**What is needed**
Each record, word for word and stripped of pictures, is what the answer should contain.

**Information given**
-*-

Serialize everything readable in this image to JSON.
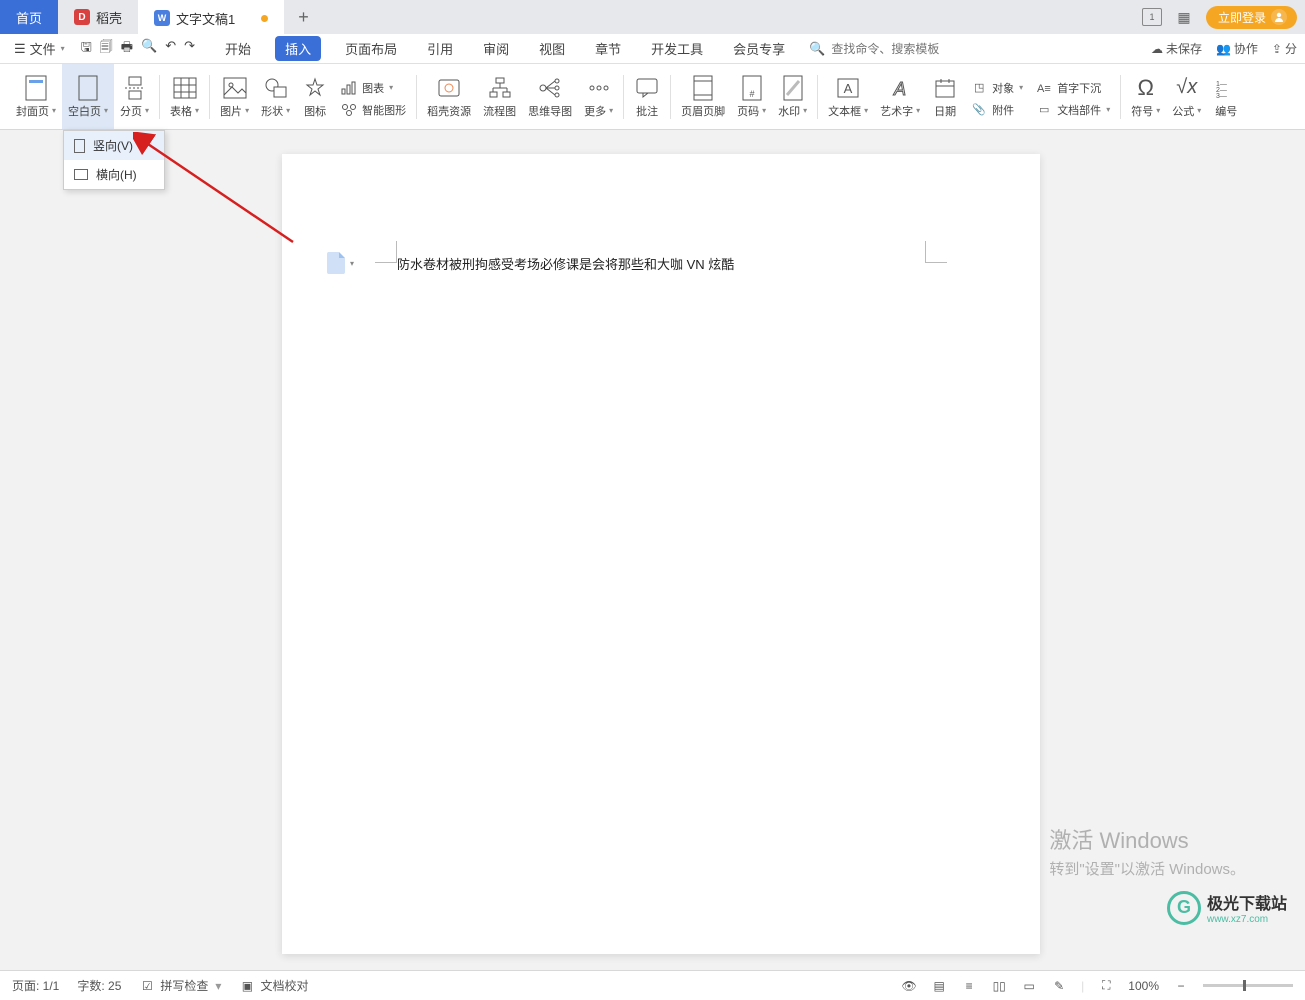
{
  "tabs": {
    "home": "首页",
    "docer": "稻壳",
    "doc": "文字文稿1",
    "plus": "+"
  },
  "login_btn": "立即登录",
  "menubar": {
    "file": "文件",
    "tabs": [
      "开始",
      "插入",
      "页面布局",
      "引用",
      "审阅",
      "视图",
      "章节",
      "开发工具",
      "会员专享"
    ],
    "active_tab_index": 1,
    "search_placeholder": "查找命令、搜索模板",
    "right": {
      "unsaved": "未保存",
      "collab": "协作",
      "share": "分"
    }
  },
  "ribbon": {
    "items": [
      {
        "label": "封面页"
      },
      {
        "label": "空白页"
      },
      {
        "label": "分页"
      },
      {
        "label": "表格"
      },
      {
        "label": "图片"
      },
      {
        "label": "形状"
      },
      {
        "label": "图标"
      },
      {
        "label": "智能图形"
      },
      {
        "label": "稻壳资源"
      },
      {
        "label": "流程图"
      },
      {
        "label": "思维导图"
      },
      {
        "label": "更多"
      },
      {
        "label": "批注"
      },
      {
        "label": "页眉页脚"
      },
      {
        "label": "页码"
      },
      {
        "label": "水印"
      },
      {
        "label": "文本框"
      },
      {
        "label": "艺术字"
      },
      {
        "label": "日期"
      },
      {
        "label": "附件"
      },
      {
        "label": "文档部件"
      },
      {
        "label": "符号"
      },
      {
        "label": "公式"
      },
      {
        "label": "编号"
      }
    ],
    "side_rows": {
      "chart": "图表",
      "object": "对象",
      "dropcap": "首字下沉"
    },
    "wordart_row": "艺术字"
  },
  "dropdown": {
    "vert": "竖向(V)",
    "horz": "横向(H)"
  },
  "document": {
    "text": "防水卷材被刑拘感受考场必修课是会将那些和大咖 VN 炫酷"
  },
  "statusbar": {
    "page": "页面: 1/1",
    "words": "字数: 25",
    "spellcheck": "拼写检查",
    "proof": "文档校对",
    "zoom": "100%"
  },
  "watermark": {
    "line1": "激活 Windows",
    "line2": "转到\"设置\"以激活 Windows。"
  },
  "logo": {
    "main": "极光下载站",
    "sub": "www.xz7.com"
  }
}
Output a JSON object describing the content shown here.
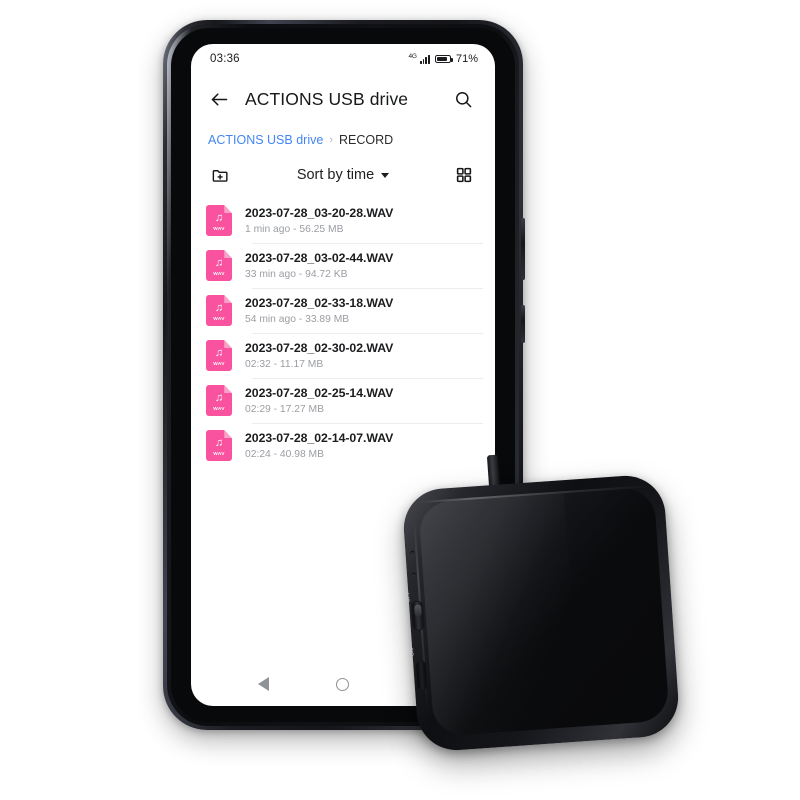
{
  "status_bar": {
    "time": "03:36",
    "network_type": "4G",
    "battery_percent": "71%",
    "battery_level": 71
  },
  "app_bar": {
    "back_icon": "arrow-left-icon",
    "title": "ACTIONS USB drive",
    "search_icon": "search-icon"
  },
  "breadcrumb": {
    "root": "ACTIONS USB drive",
    "separator": "›",
    "current": "RECORD"
  },
  "toolbar": {
    "new_folder_icon": "new-folder-icon",
    "sort_label": "Sort by time",
    "sort_caret": "caret-down-icon",
    "grid_view_icon": "grid-view-icon"
  },
  "files": [
    {
      "name": "2023-07-28_03-20-28.WAV",
      "meta": "1 min ago - 56.25 MB",
      "type": "WAV",
      "note": "♫"
    },
    {
      "name": "2023-07-28_03-02-44.WAV",
      "meta": "33 min ago - 94.72 KB",
      "type": "WAV",
      "note": "♫"
    },
    {
      "name": "2023-07-28_02-33-18.WAV",
      "meta": "54 min ago - 33.89 MB",
      "type": "WAV",
      "note": "♫"
    },
    {
      "name": "2023-07-28_02-30-02.WAV",
      "meta": "02:32 - 11.17 MB",
      "type": "WAV",
      "note": "♫"
    },
    {
      "name": "2023-07-28_02-25-14.WAV",
      "meta": "02:29 - 17.27 MB",
      "type": "WAV",
      "note": "♫"
    },
    {
      "name": "2023-07-28_02-14-07.WAV",
      "meta": "02:24 - 40.98 MB",
      "type": "WAV",
      "note": "♫"
    }
  ],
  "nav_bar": {
    "back_icon": "nav-back-icon",
    "home_icon": "nav-home-icon",
    "recents_icon": "nav-recents-icon"
  },
  "recorder_device": {
    "switch_off_label": "OFF",
    "switch_on_label": "ON"
  },
  "colors": {
    "accent_blue": "#4285f4",
    "wav_pink": "#f9529e",
    "wav_pink_light": "#fba0c8",
    "text_primary": "#1b1c1e",
    "text_secondary": "#9a9da2",
    "divider": "#ececee",
    "nav_icon": "#8e9196"
  }
}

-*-

**Answer area**
Serialize everything readable in this image to JSON.
{
  "tabs": {
    "home": "首页",
    "docer": "稻壳",
    "doc": "文字文稿1",
    "plus": "+"
  },
  "login_btn": "立即登录",
  "menubar": {
    "file": "文件",
    "tabs": [
      "开始",
      "插入",
      "页面布局",
      "引用",
      "审阅",
      "视图",
      "章节",
      "开发工具",
      "会员专享"
    ],
    "active_tab_index": 1,
    "search_placeholder": "查找命令、搜索模板",
    "right": {
      "unsaved": "未保存",
      "collab": "协作",
      "share": "分"
    }
  },
  "ribbon": {
    "items": [
      {
        "label": "封面页"
      },
      {
        "label": "空白页"
      },
      {
        "label": "分页"
      },
      {
        "label": "表格"
      },
      {
        "label": "图片"
      },
      {
        "label": "形状"
      },
      {
        "label": "图标"
      },
      {
        "label": "智能图形"
      },
      {
        "label": "稻壳资源"
      },
      {
        "label": "流程图"
      },
      {
        "label": "思维导图"
      },
      {
        "label": "更多"
      },
      {
        "label": "批注"
      },
      {
        "label": "页眉页脚"
      },
      {
        "label": "页码"
      },
      {
        "label": "水印"
      },
      {
        "label": "文本框"
      },
      {
        "label": "艺术字"
      },
      {
        "label": "日期"
      },
      {
        "label": "附件"
      },
      {
        "label": "文档部件"
      },
      {
        "label": "符号"
      },
      {
        "label": "公式"
      },
      {
        "label": "编号"
      }
    ],
    "side_rows": {
      "chart": "图表",
      "object": "对象",
      "dropcap": "首字下沉"
    },
    "wordart_row": "艺术字"
  },
  "dropdown": {
    "vert": "竖向(V)",
    "horz": "横向(H)"
  },
  "document": {
    "text": "防水卷材被刑拘感受考场必修课是会将那些和大咖 VN 炫酷"
  },
  "statusbar": {
    "page": "页面: 1/1",
    "words": "字数: 25",
    "spellcheck": "拼写检查",
    "proof": "文档校对",
    "zoom": "100%"
  },
  "watermark": {
    "line1": "激活 Windows",
    "line2": "转到\"设置\"以激活 Windows。"
  },
  "logo": {
    "main": "极光下载站",
    "sub": "www.xz7.com"
  }
}
Output a JSON object describing the content shown here.
{
  "status_bar": {
    "time": "03:36",
    "network_type": "4G",
    "battery_percent": "71%",
    "battery_level": 71
  },
  "app_bar": {
    "back_icon": "arrow-left-icon",
    "title": "ACTIONS USB drive",
    "search_icon": "search-icon"
  },
  "breadcrumb": {
    "root": "ACTIONS USB drive",
    "separator": "›",
    "current": "RECORD"
  },
  "toolbar": {
    "new_folder_icon": "new-folder-icon",
    "sort_label": "Sort by time",
    "sort_caret": "caret-down-icon",
    "grid_view_icon": "grid-view-icon"
  },
  "files": [
    {
      "name": "2023-07-28_03-20-28.WAV",
      "meta": "1 min ago - 56.25 MB",
      "type": "WAV",
      "note": "♫"
    },
    {
      "name": "2023-07-28_03-02-44.WAV",
      "meta": "33 min ago - 94.72 KB",
      "type": "WAV",
      "note": "♫"
    },
    {
      "name": "2023-07-28_02-33-18.WAV",
      "meta": "54 min ago - 33.89 MB",
      "type": "WAV",
      "note": "♫"
    },
    {
      "name": "2023-07-28_02-30-02.WAV",
      "meta": "02:32 - 11.17 MB",
      "type": "WAV",
      "note": "♫"
    },
    {
      "name": "2023-07-28_02-25-14.WAV",
      "meta": "02:29 - 17.27 MB",
      "type": "WAV",
      "note": "♫"
    },
    {
      "name": "2023-07-28_02-14-07.WAV",
      "meta": "02:24 - 40.98 MB",
      "type": "WAV",
      "note": "♫"
    }
  ],
  "nav_bar": {
    "back_icon": "nav-back-icon",
    "home_icon": "nav-home-icon",
    "recents_icon": "nav-recents-icon"
  },
  "recorder_device": {
    "switch_off_label": "OFF",
    "switch_on_label": "ON"
  },
  "colors": {
    "accent_blue": "#4285f4",
    "wav_pink": "#f9529e",
    "wav_pink_light": "#fba0c8",
    "text_primary": "#1b1c1e",
    "text_secondary": "#9a9da2",
    "divider": "#ececee",
    "nav_icon": "#8e9196"
  }
}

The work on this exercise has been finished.